__Task statement__: In the records that follow, show each line where the word "into" is present.

== Supplied material

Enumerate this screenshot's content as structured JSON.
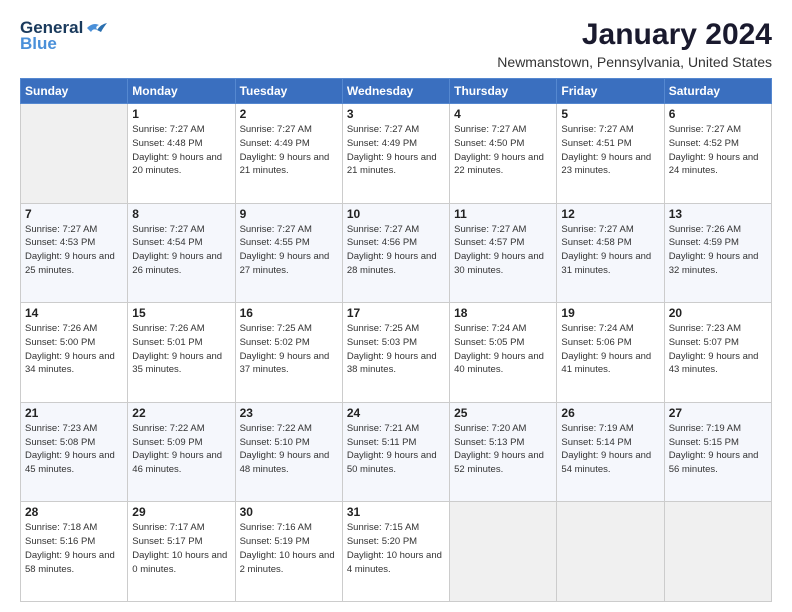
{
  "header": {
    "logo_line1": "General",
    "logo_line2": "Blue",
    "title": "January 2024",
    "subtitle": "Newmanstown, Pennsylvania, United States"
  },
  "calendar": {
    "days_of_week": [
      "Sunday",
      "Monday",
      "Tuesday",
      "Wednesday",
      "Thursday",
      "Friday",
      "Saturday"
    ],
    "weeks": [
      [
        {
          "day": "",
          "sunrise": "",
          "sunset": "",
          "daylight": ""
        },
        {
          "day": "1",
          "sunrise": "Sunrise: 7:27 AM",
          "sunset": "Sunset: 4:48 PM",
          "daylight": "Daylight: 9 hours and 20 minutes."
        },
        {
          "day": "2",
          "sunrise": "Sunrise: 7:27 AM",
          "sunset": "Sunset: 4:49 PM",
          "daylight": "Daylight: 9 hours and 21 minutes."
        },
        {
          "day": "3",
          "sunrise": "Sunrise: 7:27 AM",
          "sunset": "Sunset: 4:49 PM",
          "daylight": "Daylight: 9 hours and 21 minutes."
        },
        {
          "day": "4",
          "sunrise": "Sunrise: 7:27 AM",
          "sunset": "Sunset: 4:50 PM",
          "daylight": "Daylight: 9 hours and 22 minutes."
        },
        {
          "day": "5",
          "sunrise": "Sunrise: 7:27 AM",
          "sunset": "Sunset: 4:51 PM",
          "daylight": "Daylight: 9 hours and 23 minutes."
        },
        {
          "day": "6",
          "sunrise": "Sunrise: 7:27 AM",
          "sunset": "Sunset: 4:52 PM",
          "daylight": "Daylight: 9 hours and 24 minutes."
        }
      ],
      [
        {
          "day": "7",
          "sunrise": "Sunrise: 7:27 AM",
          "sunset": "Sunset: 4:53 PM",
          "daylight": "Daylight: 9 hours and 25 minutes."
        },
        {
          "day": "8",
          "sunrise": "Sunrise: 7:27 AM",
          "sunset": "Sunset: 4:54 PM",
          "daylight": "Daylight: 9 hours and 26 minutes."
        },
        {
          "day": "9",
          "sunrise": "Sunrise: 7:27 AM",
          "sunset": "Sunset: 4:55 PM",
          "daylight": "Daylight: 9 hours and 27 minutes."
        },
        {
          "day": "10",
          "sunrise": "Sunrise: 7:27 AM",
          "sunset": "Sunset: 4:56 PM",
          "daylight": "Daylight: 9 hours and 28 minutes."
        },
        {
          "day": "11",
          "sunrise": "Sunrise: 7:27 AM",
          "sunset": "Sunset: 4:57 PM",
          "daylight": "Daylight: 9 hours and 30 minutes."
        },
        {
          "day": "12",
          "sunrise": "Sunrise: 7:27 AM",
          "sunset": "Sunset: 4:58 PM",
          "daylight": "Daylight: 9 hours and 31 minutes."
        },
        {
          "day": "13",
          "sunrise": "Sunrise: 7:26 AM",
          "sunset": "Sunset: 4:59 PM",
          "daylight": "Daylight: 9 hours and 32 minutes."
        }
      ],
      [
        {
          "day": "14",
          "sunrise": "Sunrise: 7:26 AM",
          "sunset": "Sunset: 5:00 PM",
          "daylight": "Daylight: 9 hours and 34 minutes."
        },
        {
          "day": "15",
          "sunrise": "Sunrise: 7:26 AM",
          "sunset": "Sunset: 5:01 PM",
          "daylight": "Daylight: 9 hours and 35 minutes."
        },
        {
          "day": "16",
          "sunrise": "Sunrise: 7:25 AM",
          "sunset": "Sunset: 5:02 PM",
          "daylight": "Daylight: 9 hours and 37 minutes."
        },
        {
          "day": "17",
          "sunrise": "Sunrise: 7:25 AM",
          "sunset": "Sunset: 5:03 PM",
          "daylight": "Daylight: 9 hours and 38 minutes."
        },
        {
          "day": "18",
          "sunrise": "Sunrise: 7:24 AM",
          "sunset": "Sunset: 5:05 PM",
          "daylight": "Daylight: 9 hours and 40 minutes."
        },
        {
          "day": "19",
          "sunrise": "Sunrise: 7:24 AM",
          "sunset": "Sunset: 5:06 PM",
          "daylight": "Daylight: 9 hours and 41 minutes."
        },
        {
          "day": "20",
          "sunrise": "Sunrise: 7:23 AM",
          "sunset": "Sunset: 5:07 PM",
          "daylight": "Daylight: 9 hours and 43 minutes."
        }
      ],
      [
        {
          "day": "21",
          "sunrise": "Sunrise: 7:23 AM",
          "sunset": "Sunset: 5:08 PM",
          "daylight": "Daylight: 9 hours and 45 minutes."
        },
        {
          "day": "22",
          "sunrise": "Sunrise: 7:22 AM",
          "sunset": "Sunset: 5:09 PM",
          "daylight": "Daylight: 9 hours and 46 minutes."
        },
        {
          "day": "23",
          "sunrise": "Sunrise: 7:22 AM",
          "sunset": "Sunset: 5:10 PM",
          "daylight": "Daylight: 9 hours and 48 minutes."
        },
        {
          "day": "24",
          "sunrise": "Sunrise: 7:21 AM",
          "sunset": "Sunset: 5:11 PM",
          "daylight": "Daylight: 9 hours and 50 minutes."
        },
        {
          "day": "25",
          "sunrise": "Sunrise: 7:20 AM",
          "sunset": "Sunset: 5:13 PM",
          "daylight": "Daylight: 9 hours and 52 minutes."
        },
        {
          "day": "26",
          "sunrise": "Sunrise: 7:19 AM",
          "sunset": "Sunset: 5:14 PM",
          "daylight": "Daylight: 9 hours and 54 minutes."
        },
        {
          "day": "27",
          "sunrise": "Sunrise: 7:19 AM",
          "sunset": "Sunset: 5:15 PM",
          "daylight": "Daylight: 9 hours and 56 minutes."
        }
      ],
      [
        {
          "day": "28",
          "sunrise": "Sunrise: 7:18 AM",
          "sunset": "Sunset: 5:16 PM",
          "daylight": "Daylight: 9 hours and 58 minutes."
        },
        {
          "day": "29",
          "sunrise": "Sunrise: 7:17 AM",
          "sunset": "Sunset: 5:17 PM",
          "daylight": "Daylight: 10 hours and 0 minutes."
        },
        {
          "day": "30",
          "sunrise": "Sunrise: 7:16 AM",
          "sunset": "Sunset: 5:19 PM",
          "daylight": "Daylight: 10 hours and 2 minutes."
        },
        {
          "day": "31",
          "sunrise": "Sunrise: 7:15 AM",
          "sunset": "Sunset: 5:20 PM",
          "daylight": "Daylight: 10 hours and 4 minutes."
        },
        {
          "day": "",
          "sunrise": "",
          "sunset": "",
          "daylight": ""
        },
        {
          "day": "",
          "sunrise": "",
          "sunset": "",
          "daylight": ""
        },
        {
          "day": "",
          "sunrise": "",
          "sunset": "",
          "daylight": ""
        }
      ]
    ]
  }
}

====
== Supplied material

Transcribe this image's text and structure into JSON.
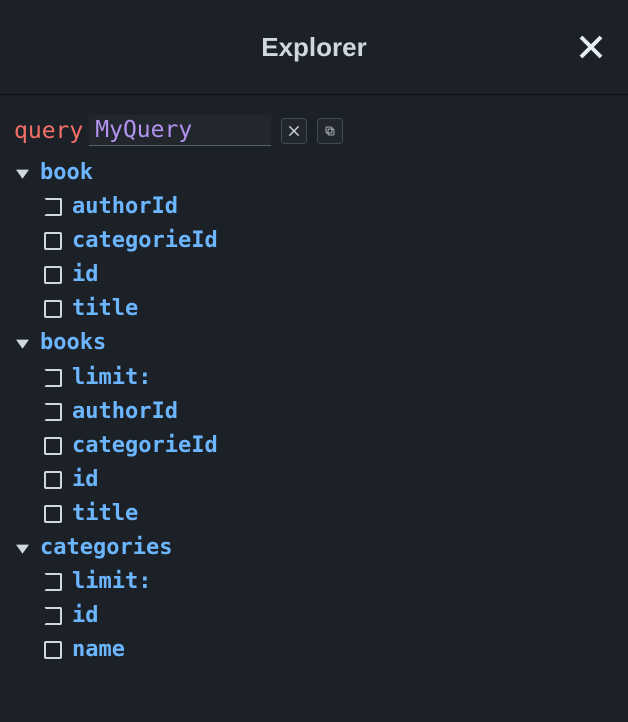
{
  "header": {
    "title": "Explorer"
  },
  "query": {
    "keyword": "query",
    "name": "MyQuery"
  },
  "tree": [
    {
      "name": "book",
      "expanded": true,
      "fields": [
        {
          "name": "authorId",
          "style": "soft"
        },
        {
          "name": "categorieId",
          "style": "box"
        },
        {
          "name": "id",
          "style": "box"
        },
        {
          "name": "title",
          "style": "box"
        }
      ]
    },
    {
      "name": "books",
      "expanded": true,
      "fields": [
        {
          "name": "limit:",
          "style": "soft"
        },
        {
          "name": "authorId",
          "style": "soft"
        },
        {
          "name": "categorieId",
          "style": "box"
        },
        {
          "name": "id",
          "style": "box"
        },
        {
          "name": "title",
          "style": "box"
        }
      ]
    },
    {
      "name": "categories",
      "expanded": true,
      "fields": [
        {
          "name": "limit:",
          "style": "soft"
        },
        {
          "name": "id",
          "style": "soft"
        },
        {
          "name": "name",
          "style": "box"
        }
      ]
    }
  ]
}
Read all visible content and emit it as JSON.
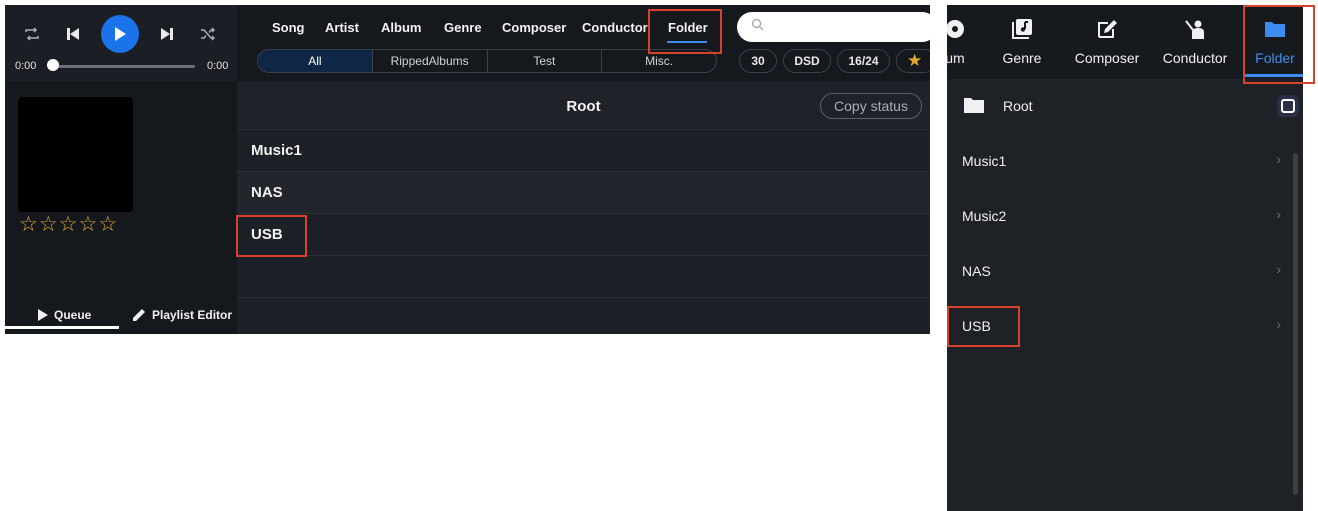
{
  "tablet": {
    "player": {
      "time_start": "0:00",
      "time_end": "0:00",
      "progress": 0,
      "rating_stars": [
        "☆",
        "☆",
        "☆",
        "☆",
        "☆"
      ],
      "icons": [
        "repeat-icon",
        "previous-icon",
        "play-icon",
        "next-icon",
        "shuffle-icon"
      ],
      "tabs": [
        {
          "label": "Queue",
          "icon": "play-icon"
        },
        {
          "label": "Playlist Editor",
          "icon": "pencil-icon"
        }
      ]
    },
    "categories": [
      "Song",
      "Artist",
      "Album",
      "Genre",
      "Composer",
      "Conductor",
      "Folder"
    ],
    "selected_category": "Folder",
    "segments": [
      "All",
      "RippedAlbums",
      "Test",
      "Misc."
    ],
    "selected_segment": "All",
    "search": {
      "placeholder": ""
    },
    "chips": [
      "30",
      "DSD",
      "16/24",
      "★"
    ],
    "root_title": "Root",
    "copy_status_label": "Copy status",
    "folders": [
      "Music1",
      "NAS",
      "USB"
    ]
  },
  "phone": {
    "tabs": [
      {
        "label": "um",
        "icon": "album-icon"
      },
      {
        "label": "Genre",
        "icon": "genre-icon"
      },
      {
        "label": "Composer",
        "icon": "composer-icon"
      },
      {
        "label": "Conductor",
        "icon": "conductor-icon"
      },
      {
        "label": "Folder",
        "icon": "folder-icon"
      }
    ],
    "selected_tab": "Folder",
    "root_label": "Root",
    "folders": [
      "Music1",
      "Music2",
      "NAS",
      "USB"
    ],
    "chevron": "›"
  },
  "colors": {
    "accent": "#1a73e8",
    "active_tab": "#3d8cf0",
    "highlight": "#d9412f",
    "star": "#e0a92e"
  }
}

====
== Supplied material

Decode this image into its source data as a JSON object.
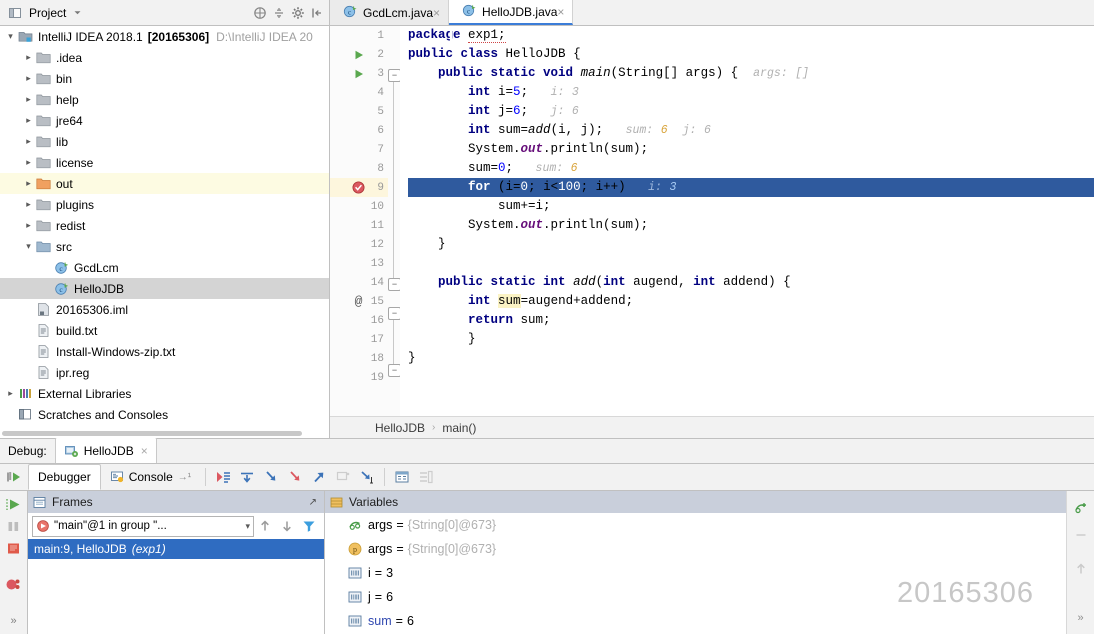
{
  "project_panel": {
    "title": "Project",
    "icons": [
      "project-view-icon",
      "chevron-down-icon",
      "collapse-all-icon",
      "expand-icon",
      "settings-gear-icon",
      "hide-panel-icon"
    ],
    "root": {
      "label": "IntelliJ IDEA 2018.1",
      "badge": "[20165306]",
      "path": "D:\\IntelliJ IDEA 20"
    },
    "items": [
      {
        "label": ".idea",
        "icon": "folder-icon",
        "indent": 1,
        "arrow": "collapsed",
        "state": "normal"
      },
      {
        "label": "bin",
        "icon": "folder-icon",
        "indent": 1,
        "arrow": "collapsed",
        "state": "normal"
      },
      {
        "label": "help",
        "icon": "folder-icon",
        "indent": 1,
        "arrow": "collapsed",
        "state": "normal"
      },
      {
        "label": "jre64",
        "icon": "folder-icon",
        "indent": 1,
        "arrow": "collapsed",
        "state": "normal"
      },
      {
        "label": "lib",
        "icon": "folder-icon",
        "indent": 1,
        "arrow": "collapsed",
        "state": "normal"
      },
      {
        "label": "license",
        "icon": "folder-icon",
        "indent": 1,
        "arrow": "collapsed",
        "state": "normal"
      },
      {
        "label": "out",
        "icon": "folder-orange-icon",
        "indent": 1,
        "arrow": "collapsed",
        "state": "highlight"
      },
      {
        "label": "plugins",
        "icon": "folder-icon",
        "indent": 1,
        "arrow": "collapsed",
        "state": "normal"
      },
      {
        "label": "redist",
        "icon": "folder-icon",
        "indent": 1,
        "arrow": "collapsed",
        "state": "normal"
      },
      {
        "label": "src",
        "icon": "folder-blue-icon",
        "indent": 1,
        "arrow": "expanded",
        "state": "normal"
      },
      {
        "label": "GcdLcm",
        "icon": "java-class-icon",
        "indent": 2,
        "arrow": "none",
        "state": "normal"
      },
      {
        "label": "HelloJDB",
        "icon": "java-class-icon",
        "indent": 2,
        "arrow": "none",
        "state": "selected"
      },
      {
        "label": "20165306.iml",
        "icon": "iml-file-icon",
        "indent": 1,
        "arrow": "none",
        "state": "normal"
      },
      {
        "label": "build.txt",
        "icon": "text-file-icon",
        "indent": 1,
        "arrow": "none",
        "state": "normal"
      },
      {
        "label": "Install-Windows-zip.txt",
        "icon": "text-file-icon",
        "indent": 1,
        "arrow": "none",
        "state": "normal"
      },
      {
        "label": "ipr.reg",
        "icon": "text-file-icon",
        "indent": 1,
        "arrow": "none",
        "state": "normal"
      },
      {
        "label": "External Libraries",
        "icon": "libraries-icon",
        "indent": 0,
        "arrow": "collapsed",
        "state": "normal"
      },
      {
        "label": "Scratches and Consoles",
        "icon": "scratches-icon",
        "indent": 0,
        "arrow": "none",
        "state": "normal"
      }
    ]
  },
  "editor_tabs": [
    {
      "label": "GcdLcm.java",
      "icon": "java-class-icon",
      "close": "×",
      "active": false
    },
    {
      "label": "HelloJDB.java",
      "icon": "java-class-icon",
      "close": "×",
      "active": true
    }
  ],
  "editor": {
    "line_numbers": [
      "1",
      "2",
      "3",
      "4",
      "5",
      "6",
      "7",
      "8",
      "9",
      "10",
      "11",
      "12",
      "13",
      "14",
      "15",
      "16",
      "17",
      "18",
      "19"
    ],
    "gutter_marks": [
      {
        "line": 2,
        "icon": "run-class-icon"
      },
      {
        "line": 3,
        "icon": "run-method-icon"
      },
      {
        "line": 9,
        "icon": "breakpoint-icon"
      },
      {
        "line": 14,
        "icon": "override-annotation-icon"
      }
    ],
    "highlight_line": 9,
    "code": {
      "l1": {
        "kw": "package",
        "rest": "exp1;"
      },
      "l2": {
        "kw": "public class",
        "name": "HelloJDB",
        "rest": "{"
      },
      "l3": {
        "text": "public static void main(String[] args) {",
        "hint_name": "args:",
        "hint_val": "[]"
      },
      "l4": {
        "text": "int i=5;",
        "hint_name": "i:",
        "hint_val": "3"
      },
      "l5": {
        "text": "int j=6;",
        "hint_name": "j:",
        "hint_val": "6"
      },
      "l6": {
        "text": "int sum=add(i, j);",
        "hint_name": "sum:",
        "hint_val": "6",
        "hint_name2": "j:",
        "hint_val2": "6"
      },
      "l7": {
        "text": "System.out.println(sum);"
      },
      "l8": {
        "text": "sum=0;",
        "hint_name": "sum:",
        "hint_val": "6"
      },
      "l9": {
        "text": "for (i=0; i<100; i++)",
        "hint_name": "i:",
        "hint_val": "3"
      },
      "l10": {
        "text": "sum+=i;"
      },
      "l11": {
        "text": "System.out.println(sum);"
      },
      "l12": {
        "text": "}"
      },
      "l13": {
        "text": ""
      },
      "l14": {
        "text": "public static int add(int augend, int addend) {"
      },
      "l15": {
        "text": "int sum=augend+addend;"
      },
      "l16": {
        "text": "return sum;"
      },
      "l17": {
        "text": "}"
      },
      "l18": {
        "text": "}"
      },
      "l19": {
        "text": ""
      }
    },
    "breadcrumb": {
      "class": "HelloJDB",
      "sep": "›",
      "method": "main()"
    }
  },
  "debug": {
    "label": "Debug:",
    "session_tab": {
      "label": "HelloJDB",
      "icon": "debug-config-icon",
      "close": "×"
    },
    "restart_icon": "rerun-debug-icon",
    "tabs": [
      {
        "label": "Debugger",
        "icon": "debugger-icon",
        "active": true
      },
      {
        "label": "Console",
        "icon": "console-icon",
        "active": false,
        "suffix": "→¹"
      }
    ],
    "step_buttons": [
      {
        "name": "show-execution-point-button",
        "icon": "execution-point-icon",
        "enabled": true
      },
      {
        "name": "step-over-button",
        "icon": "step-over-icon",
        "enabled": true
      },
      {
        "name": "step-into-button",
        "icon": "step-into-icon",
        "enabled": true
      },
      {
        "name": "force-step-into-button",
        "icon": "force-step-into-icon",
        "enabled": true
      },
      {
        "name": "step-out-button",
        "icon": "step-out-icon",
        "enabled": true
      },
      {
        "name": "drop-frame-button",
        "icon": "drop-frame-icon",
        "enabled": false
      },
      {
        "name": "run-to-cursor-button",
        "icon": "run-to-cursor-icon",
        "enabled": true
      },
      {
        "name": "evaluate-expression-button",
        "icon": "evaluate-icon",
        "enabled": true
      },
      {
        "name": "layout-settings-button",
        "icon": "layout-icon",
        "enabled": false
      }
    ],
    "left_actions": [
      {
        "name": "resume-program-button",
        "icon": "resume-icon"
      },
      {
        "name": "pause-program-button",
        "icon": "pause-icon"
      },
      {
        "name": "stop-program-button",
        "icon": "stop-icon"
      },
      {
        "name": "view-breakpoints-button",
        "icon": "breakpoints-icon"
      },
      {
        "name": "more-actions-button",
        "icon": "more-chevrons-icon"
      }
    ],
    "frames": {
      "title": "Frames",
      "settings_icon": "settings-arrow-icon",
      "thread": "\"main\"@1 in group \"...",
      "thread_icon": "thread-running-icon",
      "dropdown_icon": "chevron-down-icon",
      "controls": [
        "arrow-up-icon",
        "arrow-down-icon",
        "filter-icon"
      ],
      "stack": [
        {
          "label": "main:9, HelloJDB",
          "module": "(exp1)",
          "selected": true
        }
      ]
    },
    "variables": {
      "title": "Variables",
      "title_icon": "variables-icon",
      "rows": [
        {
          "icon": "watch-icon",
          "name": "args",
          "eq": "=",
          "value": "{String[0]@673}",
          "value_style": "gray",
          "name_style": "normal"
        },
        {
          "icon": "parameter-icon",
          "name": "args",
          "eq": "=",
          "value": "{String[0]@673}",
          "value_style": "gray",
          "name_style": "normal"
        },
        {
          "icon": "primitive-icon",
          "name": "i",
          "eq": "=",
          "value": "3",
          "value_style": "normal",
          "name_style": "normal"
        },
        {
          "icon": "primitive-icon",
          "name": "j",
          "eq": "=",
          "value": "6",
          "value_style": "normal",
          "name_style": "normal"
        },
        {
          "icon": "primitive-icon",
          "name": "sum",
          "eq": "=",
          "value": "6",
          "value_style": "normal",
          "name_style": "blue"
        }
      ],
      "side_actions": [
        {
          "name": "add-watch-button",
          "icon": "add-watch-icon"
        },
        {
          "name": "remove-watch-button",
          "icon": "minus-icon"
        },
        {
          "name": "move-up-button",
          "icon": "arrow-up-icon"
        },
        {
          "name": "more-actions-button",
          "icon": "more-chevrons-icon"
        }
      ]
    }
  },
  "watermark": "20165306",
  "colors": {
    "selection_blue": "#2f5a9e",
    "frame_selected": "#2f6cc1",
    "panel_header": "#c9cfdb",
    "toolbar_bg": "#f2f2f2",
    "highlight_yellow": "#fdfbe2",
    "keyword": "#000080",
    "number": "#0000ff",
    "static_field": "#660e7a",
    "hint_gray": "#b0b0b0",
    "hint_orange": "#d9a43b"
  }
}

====

__Response to the task__:
Transcribe this image's text and structure into JSON.
Decode this image into its source data as a JSON object.
        "name": "step-into-button",
        "icon": "step-into-icon",
        "name": "force-step-into-button",
        "icon": "force-step-into-icon",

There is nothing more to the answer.